In a recent announcement eminent gaming service Steam, which belongs to Valve, including the venerable Gabe Newell or “GabeN” as he is affectionately known online, informed users that they could now use bitcoin to fund their Steam accounts. The news was praised by bitcoin faithful, a demographic of mainly young males who also occupy the majority of gamers. The news runs against previous statements by Newell, but is an interesting use case for bitcoin, which has had a string of failures and public spats in 2016. The decision by Steam has the potential to be effective, but could also end as another ineffective gesture toward bitcoin usage that doesn’t materialize.
The decision to offer bitcoin compatibility to Steam users makes sense in that the bitcoin user demographic overlaps substantially with that of Steam users; young, male, tech savvy. This natural conduit of shared interest and shared social interaction makes bitcoin usage a potentially attractive offer to young users, keen to be on the cutting edge of technology while also feeding their gaming habits. The introduction of bitcoin as a payment channel also presents a savvy marketing opportunity for Valve, as well as a test for the viability of bitcoin as yet another means of generating revenue. Valve has a strong history of changing the payment dynamic for online games, switching the model for revenue generation from game sales to in game item and bonus sales, trading, and in game economy management. Bitcoin is yet another way to be forward thinking, and with price stability the risk is relatively small.

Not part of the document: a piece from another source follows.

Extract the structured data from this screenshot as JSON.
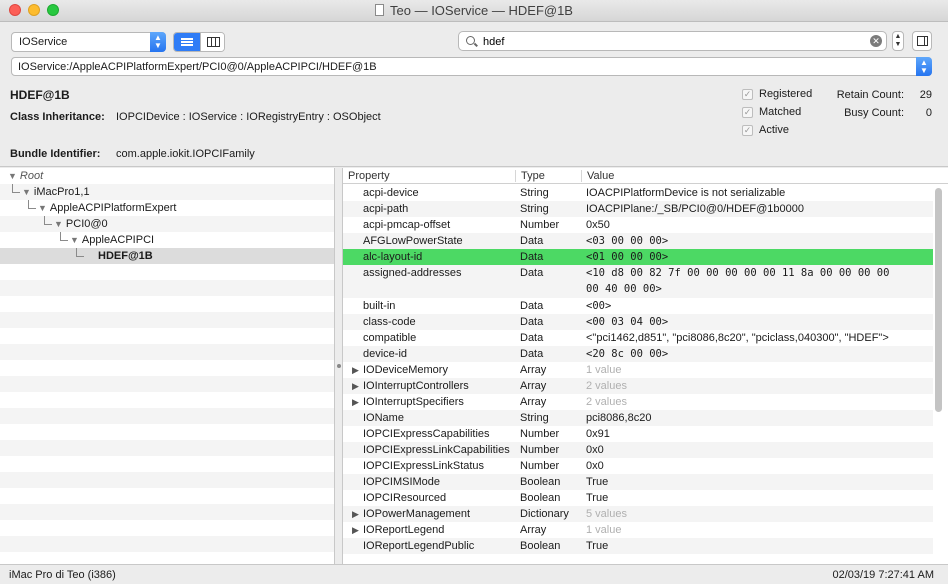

A potential concern, though, is that bitcoin users haven’t shown high utilization of previous mainstream services that accept bitcoin. Companies like Microsoft, Overstock, and Dell have all offered bitcoin as a payment option to no impressive result. Bitcoin is still not efficient mechanism for Steam users, either. Consider that users have to take their regular money and send it to BitPay, then buy bitcoin for their wallet, once loaded those bitcoins are then able to be used to purchase Steam items at the bitcoin/dollar exchange rate, and Steam will then presumably sell the bitcoins for dollars. Where is the efficiency? What improvement does this offer either side of the exchange other than a different choice? The value of bitcoin exchanges continues to be a debatable proposition, and for consumers and merchants who don’t buy into the ideological side of bitcoin, the value may indeed be negative.
The decision by Valve to offer bitcoin as a payment option on Steam could go either way, productive or unproductive, but it bodes well for bitcoin that the price has continued to impress, or at least not depress, and that a mainstream service like Steam has decided to accept some risk and accept bitcoin. As long as the price of bitcoin remains stable, the potential for the cryptocurrency to attract lasting interest and involvement from mainstream users and merchants is heightened. What consumers want, in almost all facets of their fiduciary life, is stability. Bitcoin has yet to deliver a killer app, but acceptance by Steam attracts a natural market of users and taps into a mainstream demographic. It’s nothing but good news for bitcoin.
Bitcoin image – Public domain image by Web-dev-chris